7.5. Everritt v. State, 588 S.E.2d 691 (Ga. 2003). The Georgia Supreme Court held that Everrit entered a conspiracy to commit arson with McDuffie and Cox. The Supreme Court, however, rejected the contention that McDuffie killed Cox to conceal the conspiracy to commit arson and that Everritt therefore should be held criminally responsible. The court explained that Cox's murder could not be reasonably forseen as a necessary, probable consequence of the conspiracy to commit arson. "Simply put, conspiracy to commit arson…does not naturally and necessarily, and probably result in the murder of one co-conspirator by another." As noted by the Model Penal Code, law would lose all sense of "just proportion" if a conspiracy might result in liability for ""thousands of additional offenses of which he was completely unaware and which he did not influence at all.'" Everritt should have been acquitted of the murder of Roosevelt Cox.

7.6. State v. McGrath, 574 N.W.2d (Minn.Ct.App. 1998). A conviction for solicitation requires an intent to solicit an individual to engage in criminal conduct and an act of solicitation to achieve this objective.
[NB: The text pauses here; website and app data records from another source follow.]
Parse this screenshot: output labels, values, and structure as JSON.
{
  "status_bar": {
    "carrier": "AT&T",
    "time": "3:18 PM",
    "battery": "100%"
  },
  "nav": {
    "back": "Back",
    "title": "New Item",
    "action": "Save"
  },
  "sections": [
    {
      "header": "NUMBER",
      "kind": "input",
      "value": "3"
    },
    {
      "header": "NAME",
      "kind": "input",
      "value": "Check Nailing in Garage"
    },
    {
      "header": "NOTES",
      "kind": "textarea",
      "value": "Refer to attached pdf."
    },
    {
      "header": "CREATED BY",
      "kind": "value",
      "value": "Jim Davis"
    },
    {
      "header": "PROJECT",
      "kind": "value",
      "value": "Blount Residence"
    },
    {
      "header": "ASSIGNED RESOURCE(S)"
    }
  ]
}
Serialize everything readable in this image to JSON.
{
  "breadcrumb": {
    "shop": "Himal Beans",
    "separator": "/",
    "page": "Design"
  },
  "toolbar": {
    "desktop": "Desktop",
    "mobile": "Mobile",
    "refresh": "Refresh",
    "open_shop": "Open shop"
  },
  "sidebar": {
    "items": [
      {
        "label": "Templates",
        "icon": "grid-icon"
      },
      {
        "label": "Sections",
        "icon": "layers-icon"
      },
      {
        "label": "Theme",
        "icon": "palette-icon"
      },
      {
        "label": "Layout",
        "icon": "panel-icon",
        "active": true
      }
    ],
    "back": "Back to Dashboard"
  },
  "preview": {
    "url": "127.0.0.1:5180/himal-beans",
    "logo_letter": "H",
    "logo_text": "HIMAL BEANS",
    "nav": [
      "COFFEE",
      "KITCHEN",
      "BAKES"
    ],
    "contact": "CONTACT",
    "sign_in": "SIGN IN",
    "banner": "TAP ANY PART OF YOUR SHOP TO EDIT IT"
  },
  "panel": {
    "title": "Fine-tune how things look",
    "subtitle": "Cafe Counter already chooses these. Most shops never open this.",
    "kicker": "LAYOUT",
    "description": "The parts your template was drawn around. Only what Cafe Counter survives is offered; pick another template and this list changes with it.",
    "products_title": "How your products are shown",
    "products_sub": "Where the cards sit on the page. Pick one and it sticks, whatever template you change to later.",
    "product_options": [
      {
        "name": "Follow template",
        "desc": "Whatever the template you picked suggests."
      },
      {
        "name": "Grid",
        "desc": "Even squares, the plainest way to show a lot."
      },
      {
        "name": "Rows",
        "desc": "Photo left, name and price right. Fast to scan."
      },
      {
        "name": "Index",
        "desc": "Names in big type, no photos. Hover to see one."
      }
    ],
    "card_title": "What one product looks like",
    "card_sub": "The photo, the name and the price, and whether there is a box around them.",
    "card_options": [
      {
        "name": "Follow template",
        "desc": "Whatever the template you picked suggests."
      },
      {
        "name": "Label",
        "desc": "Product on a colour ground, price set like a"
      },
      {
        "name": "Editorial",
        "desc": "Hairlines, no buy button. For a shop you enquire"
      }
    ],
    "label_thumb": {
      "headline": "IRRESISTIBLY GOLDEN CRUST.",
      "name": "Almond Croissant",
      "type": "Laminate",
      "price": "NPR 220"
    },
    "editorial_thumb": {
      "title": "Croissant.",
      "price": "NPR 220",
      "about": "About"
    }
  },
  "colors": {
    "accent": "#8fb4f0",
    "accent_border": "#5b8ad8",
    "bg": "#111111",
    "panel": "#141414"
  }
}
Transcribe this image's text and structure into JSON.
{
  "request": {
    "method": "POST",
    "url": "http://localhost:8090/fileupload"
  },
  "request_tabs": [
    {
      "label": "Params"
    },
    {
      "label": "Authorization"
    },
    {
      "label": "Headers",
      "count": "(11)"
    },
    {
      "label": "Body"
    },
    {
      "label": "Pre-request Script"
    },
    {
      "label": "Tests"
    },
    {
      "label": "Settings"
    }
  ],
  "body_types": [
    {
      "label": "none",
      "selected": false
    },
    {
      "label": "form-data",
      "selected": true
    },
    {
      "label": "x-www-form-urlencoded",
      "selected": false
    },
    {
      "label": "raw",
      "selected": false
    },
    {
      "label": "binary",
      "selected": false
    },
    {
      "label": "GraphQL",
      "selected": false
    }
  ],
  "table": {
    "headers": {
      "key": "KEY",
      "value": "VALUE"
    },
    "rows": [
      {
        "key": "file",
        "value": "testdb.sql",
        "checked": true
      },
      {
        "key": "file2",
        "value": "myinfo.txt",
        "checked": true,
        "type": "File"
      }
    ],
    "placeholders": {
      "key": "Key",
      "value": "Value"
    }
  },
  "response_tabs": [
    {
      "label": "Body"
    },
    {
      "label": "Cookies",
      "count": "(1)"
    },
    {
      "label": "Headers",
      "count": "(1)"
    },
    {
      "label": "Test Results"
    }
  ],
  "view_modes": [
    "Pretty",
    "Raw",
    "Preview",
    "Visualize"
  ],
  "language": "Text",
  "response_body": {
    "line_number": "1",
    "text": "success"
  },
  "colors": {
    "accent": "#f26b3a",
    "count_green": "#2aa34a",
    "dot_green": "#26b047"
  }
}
Appellant McGrath contends that while his language his inappropriate that he did not solicit D.W. to engage in inappropriate sexual conduct. The Court of Appeals ruled that solicitation may be both verbal and non-verbal. McGrath's intent to solicit D.W. may be inferred from his reference to the fact that he was "horny" when younger; his reference to his ability to ejaculate in a short period of time; and the bumping of his hips into D.W. McGrath contended that obtained sexual gratification from the explicit language that he was using and that he had no intent to solicit D.W. to engage in sexual conduct.